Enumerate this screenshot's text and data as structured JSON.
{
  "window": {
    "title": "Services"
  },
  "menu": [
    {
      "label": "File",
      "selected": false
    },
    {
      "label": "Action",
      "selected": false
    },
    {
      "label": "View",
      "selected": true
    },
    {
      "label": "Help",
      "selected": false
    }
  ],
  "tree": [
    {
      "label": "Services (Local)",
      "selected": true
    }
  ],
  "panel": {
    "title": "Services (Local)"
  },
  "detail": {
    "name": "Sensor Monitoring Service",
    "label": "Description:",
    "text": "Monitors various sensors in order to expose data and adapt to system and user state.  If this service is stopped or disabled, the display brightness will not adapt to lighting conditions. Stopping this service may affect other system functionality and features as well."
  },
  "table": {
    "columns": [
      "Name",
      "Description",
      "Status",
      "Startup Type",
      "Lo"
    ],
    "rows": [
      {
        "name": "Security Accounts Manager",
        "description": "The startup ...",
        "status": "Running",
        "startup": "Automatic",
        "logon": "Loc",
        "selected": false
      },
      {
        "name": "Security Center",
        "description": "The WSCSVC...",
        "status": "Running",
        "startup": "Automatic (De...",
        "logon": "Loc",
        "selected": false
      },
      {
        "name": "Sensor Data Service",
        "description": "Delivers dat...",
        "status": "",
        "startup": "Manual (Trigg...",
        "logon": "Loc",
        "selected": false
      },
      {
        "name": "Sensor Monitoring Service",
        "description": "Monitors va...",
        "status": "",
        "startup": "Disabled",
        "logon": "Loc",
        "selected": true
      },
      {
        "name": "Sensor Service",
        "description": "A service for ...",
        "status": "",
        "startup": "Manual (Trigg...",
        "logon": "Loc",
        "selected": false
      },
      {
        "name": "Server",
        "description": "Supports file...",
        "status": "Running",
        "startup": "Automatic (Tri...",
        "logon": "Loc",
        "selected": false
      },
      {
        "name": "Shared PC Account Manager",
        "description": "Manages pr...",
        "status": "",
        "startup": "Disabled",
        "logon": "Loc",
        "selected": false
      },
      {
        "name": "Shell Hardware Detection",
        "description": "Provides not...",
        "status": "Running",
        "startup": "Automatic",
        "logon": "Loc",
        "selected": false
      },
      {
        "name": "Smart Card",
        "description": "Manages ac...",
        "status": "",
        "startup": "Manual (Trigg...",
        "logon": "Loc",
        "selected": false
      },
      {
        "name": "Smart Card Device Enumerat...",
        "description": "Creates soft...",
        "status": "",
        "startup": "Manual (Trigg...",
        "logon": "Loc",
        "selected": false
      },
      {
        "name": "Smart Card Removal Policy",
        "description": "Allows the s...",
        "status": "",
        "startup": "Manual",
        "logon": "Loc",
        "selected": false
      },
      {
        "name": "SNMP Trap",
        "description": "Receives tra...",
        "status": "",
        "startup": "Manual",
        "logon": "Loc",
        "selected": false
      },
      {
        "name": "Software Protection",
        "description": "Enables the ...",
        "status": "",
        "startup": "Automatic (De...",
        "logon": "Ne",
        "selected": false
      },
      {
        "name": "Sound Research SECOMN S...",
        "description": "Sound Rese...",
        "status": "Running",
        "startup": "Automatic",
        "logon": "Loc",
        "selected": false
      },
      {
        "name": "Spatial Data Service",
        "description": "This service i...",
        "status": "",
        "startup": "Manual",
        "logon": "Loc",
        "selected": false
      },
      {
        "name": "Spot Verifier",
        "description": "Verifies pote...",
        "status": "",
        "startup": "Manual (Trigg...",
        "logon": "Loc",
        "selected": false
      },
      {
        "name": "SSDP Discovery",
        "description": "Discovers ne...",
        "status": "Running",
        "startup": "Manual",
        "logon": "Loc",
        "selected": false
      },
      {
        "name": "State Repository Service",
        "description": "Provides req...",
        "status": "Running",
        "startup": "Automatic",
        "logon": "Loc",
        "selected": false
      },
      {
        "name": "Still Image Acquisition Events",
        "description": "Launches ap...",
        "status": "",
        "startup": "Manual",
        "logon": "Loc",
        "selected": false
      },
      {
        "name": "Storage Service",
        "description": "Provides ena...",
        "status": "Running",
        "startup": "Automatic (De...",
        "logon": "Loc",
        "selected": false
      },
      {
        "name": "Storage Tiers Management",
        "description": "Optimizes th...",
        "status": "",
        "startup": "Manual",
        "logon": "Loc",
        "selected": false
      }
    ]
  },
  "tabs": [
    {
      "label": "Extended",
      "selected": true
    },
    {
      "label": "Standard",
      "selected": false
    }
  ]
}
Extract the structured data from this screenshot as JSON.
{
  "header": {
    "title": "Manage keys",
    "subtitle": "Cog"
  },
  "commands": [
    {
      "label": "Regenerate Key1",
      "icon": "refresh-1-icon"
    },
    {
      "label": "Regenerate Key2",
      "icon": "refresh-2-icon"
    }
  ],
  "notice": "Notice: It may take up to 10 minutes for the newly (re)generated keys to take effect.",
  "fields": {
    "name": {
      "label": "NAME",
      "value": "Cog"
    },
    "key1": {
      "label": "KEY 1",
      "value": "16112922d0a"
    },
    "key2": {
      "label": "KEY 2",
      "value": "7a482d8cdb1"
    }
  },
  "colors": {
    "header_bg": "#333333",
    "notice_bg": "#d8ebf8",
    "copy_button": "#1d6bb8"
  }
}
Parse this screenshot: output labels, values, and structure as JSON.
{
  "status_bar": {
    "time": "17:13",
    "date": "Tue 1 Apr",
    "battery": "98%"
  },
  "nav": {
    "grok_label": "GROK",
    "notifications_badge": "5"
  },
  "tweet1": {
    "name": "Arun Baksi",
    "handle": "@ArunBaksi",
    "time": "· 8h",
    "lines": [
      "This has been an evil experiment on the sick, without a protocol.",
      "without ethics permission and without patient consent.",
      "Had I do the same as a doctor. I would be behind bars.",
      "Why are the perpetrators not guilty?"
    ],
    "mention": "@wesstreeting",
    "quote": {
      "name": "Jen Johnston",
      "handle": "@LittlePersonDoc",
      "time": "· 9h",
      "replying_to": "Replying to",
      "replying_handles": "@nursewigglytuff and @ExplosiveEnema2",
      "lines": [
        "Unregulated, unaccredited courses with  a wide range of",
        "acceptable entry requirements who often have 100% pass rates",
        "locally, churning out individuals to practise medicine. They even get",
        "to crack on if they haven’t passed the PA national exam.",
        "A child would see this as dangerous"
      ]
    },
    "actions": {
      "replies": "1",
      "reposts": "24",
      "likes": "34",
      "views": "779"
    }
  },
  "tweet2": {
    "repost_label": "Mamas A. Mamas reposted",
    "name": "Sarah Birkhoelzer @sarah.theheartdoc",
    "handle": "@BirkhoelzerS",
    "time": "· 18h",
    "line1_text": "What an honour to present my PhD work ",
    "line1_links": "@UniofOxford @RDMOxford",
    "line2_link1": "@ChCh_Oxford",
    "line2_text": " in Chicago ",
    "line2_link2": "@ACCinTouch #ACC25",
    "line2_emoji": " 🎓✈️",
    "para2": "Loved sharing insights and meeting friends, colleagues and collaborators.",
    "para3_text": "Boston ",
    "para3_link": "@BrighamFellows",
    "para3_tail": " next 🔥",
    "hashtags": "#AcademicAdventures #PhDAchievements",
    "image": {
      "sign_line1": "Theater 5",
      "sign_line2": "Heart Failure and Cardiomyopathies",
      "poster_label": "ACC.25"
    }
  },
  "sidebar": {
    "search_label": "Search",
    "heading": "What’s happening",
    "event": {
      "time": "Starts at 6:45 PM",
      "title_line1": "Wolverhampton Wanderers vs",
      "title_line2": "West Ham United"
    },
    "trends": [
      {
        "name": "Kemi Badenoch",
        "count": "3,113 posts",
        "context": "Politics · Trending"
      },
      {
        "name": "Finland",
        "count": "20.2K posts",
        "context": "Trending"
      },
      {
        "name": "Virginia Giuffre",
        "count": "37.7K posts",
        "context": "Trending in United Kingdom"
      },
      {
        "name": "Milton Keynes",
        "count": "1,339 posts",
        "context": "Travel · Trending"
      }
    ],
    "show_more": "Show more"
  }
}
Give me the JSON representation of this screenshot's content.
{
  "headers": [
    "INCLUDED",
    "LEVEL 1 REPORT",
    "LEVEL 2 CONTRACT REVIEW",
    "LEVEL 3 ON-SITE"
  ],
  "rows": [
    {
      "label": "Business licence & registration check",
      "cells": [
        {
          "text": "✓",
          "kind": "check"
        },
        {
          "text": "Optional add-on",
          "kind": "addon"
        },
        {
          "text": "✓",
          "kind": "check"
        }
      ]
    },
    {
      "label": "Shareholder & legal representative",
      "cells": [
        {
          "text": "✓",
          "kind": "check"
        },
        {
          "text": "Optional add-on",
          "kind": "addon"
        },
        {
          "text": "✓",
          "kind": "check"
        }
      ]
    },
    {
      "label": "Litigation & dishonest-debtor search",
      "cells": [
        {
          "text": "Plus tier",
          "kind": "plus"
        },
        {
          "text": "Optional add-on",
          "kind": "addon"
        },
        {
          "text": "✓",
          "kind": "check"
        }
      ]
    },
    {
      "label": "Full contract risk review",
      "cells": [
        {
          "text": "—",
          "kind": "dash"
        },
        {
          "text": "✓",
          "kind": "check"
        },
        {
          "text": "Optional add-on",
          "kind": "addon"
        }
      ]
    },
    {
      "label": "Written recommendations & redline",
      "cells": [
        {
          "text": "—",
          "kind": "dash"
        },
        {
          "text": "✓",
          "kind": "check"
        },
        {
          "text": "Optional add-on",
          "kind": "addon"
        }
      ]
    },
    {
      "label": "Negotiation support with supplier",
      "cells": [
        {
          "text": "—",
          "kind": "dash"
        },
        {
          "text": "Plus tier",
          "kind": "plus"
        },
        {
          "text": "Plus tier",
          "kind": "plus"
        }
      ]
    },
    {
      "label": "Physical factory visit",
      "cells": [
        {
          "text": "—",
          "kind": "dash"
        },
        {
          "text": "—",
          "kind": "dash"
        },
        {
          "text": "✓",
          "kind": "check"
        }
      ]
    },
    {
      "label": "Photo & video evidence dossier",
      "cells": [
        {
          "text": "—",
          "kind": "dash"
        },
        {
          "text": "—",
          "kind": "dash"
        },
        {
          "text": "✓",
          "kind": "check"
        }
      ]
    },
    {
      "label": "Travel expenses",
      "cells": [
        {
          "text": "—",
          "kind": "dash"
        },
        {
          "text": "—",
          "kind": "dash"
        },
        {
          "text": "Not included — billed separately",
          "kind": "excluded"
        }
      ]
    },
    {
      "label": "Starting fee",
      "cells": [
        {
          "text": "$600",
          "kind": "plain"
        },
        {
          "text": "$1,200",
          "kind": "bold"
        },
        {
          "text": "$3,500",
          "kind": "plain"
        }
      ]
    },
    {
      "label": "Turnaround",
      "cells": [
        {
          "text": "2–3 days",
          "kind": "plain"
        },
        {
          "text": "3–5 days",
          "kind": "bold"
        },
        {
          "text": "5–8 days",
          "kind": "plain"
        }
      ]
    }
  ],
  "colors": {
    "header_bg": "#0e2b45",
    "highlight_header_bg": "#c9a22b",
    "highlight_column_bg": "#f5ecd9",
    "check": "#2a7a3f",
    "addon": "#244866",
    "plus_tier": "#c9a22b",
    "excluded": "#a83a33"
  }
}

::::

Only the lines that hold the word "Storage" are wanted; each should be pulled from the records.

        "name": "Storage Service",
        "name": "Storage Tiers Management",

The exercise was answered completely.